Exercise details —
Needed from the data below: all lines that contain the word "labels".

Record extracts —

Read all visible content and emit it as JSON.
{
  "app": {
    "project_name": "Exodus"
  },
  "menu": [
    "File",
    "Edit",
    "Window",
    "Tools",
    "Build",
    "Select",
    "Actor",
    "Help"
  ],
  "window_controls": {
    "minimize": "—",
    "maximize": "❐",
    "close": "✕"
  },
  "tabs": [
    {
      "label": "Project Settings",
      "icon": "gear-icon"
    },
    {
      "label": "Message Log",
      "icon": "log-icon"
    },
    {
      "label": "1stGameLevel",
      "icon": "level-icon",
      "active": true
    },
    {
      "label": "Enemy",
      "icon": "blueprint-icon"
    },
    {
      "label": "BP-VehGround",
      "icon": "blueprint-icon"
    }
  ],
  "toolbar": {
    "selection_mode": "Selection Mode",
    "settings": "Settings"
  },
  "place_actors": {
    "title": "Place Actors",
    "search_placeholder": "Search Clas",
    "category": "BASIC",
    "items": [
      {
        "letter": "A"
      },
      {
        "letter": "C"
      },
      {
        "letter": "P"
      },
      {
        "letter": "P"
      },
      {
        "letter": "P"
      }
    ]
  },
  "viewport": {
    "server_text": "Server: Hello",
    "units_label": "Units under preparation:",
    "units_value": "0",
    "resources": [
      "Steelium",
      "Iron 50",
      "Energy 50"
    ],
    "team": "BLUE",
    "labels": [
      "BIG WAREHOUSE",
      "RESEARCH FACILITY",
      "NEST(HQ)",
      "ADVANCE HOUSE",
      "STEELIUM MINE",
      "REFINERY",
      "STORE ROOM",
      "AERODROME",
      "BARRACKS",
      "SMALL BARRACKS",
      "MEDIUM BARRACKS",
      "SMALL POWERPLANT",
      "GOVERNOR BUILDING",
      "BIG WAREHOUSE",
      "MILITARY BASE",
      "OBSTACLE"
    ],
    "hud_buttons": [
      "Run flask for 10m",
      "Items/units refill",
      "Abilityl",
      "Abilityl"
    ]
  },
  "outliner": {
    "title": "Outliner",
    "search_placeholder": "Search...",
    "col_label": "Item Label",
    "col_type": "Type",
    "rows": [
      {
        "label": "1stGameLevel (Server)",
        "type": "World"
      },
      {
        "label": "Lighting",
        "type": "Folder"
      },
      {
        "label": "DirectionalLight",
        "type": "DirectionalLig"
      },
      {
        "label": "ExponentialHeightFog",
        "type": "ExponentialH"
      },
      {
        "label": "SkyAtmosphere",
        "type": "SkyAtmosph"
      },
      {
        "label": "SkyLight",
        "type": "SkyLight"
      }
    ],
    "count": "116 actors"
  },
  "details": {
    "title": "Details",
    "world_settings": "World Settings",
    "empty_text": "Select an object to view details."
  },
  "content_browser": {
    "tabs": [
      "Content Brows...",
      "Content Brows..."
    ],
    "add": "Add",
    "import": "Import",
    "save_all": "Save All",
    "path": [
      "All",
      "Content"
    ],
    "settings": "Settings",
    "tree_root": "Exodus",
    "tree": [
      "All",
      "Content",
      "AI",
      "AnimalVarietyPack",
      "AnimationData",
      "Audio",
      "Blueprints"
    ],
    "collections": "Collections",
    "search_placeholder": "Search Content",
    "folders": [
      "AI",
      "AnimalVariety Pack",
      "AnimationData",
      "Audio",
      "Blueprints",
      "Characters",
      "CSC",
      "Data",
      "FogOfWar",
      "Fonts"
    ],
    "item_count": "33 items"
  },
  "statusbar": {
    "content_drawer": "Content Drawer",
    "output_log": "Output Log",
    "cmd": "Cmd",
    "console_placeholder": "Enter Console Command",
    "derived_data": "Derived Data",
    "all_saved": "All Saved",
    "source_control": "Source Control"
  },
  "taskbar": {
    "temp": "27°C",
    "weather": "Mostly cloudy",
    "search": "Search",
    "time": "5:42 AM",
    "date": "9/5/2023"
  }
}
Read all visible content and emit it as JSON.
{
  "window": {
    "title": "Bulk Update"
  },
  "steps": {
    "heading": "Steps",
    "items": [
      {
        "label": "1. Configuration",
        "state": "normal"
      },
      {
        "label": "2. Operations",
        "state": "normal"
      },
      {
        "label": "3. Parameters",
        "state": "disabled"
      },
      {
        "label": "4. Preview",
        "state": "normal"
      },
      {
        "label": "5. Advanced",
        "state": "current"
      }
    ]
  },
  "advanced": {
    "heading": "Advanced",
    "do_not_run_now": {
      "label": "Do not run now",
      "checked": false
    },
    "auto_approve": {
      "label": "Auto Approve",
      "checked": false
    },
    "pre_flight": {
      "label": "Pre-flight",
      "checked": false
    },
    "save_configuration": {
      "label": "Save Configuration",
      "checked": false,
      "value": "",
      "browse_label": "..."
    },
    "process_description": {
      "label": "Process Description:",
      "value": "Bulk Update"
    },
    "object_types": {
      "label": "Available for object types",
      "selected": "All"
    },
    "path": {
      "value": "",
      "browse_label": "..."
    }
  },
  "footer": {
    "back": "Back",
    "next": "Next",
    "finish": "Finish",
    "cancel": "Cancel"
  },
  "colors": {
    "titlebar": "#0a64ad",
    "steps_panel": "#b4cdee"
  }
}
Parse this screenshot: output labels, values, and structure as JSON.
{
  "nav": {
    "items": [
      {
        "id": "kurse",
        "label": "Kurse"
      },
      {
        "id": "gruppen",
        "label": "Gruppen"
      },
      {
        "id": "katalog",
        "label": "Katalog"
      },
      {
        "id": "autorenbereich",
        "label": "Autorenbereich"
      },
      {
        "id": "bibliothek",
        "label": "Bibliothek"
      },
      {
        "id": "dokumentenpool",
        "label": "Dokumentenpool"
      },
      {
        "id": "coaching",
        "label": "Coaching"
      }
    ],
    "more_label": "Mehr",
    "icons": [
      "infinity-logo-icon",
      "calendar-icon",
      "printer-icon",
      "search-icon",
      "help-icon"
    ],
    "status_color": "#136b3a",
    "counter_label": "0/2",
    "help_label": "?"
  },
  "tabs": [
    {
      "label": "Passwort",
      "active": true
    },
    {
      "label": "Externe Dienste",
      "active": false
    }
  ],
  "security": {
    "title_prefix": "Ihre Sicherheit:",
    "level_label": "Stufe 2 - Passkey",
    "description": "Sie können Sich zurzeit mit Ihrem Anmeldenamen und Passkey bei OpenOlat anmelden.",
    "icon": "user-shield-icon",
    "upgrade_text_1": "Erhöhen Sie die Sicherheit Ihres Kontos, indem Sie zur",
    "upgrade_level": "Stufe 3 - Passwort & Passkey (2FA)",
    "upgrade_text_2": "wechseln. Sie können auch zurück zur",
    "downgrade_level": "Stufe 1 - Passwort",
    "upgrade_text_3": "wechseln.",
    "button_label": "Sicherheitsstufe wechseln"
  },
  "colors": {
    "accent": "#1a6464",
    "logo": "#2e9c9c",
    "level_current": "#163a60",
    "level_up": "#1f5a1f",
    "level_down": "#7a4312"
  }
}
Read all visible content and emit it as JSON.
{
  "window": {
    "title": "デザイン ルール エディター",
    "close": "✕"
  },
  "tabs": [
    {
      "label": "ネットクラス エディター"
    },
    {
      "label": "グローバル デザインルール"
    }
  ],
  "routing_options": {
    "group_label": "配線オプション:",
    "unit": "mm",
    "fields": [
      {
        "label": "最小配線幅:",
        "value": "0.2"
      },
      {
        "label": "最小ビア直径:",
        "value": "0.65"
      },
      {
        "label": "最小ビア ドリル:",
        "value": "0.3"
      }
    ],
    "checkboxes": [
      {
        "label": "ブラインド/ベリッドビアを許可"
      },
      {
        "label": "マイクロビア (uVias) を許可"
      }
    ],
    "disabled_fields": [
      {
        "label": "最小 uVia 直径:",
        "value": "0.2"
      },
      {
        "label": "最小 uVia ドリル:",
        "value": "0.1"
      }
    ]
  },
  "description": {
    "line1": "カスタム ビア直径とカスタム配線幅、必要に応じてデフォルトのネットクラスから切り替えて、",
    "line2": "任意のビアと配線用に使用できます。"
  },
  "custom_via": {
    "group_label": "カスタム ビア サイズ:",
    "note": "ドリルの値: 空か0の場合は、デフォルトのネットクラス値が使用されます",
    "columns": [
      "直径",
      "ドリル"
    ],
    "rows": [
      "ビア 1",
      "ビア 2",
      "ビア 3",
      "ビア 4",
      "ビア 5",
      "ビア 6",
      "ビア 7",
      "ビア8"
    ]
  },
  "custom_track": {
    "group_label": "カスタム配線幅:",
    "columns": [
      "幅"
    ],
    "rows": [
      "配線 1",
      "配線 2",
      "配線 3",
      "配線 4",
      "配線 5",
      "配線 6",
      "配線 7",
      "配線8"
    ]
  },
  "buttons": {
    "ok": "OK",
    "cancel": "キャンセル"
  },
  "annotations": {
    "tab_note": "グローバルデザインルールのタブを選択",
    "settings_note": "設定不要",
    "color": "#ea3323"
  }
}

Solution —
    "labels": [
Parse this screenshot: output labels, values, and structure as JSON.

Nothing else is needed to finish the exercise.